_EXERCISE OBJECTIVE_
Down to the final line, write out the data below exactly.

**** DATA UNDER STUDY ****

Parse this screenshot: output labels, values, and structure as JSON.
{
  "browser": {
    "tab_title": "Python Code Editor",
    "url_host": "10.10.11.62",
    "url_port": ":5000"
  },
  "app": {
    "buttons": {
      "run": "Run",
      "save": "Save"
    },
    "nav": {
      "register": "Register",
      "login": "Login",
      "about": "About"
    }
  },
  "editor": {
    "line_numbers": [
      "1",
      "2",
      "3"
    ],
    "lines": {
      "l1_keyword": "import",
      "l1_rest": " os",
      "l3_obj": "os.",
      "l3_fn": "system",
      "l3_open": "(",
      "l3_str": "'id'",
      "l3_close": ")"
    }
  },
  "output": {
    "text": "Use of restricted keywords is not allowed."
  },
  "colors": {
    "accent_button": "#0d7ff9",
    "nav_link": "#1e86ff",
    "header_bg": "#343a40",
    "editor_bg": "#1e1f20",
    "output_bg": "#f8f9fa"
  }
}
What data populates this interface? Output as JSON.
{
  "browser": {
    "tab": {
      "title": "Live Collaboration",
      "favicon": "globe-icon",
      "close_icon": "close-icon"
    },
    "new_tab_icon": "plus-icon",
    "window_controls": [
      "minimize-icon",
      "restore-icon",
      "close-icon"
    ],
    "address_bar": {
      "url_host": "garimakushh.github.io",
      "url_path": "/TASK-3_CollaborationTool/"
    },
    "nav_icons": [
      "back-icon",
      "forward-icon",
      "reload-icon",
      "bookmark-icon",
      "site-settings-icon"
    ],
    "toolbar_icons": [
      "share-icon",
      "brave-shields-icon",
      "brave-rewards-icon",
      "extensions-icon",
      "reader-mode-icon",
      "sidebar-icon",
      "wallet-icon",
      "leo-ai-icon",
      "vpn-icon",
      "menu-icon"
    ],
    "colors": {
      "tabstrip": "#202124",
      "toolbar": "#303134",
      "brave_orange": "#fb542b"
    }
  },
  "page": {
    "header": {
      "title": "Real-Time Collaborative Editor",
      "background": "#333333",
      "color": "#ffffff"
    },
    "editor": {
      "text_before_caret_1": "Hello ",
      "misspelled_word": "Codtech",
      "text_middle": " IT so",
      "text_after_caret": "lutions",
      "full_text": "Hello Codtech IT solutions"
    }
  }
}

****

_WRITTEN SOLUTION_
Parse this screenshot: output labels, values, and structure as JSON.
{
  "browser": {
    "tab_title": "Python Code Editor",
    "url_host": "10.10.11.62",
    "url_port": ":5000"
  },
  "app": {
    "buttons": {
      "run": "Run",
      "save": "Save"
    },
    "nav": {
      "register": "Register",
      "login": "Login",
      "about": "About"
    }
  },
  "editor": {
    "line_numbers": [
      "1",
      "2",
      "3"
    ],
    "lines": {
      "l1_keyword": "import",
      "l1_rest": " os",
      "l3_obj": "os.",
      "l3_fn": "system",
      "l3_open": "(",
      "l3_str": "'id'",
      "l3_close": ")"
    }
  },
  "output": {
    "text": "Use of restricted keywords is not allowed."
  },
  "colors": {
    "accent_button": "#0d7ff9",
    "nav_link": "#1e86ff",
    "header_bg": "#343a40",
    "editor_bg": "#1e1f20",
    "output_bg": "#f8f9fa"
  }
}
What data populates this interface? Output as JSON.
{
  "browser": {
    "tab": {
      "title": "Live Collaboration",
      "favicon": "globe-icon",
      "close_icon": "close-icon"
    },
    "new_tab_icon": "plus-icon",
    "window_controls": [
      "minimize-icon",
      "restore-icon",
      "close-icon"
    ],
    "address_bar": {
      "url_host": "garimakushh.github.io",
      "url_path": "/TASK-3_CollaborationTool/"
    },
    "nav_icons": [
      "back-icon",
      "forward-icon",
      "reload-icon",
      "bookmark-icon",
      "site-settings-icon"
    ],
    "toolbar_icons": [
      "share-icon",
      "brave-shields-icon",
      "brave-rewards-icon",
      "extensions-icon",
      "reader-mode-icon",
      "sidebar-icon",
      "wallet-icon",
      "leo-ai-icon",
      "vpn-icon",
      "menu-icon"
    ],
    "colors": {
      "tabstrip": "#202124",
      "toolbar": "#303134",
      "brave_orange": "#fb542b"
    }
  },
  "page": {
    "header": {
      "title": "Real-Time Collaborative Editor",
      "background": "#333333",
      "color": "#ffffff"
    },
    "editor": {
      "text_before_caret_1": "Hello ",
      "misspelled_word": "Codtech",
      "text_middle": " IT so",
      "text_after_caret": "lutions",
      "full_text": "Hello Codtech IT solutions"
    }
  }
}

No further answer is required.